Baylor spokeswoman Lori Fogleman said it is likely that the members, acting as individuals, determined it was important to fulfill their commitment to the ranch, which started before the fraternity was suspended.
“Baylor’s Department of Student Activities and national leadership of the fraternity continue to work with members of that suspended organization to assist them in understanding and fully complying with terms and conditions of the current suspension,” Fogleman said.
Adam Livchak, 19, of Frisco, said he reached out to Monahan months ago after reading her posting on a Baylor service website. Livchak said he signed up for the first volunteer session through the website early last semester, but every outing since has been organized directly through Monahan.
“After going out there the first weekend, I learned Monahan Ranch Ministry was a place where those overcoming depression could do so in a natural way,” Livchak said. “Friends and family who have learned more of Debbie and her mission from the Lord have strived to give their best efforts in helping make this dream a reality.”
The group placed a large cross constructed by the owners of Don’s Hardware near the ranch entrance and has continued landscaping work and other projects needed at the property.
Monahan said she plans to build a structure where guests can spend six weeks with fully trained mental health professionals and religious leaders to offer strong support. She said she knows the ranch will have an impact.

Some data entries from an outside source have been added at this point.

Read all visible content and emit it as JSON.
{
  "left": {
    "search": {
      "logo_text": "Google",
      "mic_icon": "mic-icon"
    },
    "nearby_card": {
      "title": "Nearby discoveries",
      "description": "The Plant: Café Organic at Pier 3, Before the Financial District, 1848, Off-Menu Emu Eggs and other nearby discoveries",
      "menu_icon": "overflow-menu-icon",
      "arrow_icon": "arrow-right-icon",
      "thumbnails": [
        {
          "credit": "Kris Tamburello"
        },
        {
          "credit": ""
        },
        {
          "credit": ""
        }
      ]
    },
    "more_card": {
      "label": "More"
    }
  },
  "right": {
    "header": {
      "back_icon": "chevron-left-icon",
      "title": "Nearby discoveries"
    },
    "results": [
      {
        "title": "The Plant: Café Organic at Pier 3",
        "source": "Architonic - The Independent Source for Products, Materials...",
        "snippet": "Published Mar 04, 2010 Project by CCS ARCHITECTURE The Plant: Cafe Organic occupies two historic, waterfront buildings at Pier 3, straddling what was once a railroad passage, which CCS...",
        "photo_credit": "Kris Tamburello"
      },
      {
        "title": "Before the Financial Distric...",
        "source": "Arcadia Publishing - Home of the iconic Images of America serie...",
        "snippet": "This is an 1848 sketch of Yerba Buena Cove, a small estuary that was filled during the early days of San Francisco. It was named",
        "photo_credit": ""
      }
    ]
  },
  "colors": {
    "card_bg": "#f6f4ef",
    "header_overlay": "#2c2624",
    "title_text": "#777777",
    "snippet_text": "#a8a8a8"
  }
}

“This is going to be the only one in the country,” Monahan said. “I already have a waiting list of 200 people, but it is up to God when the time will be right.”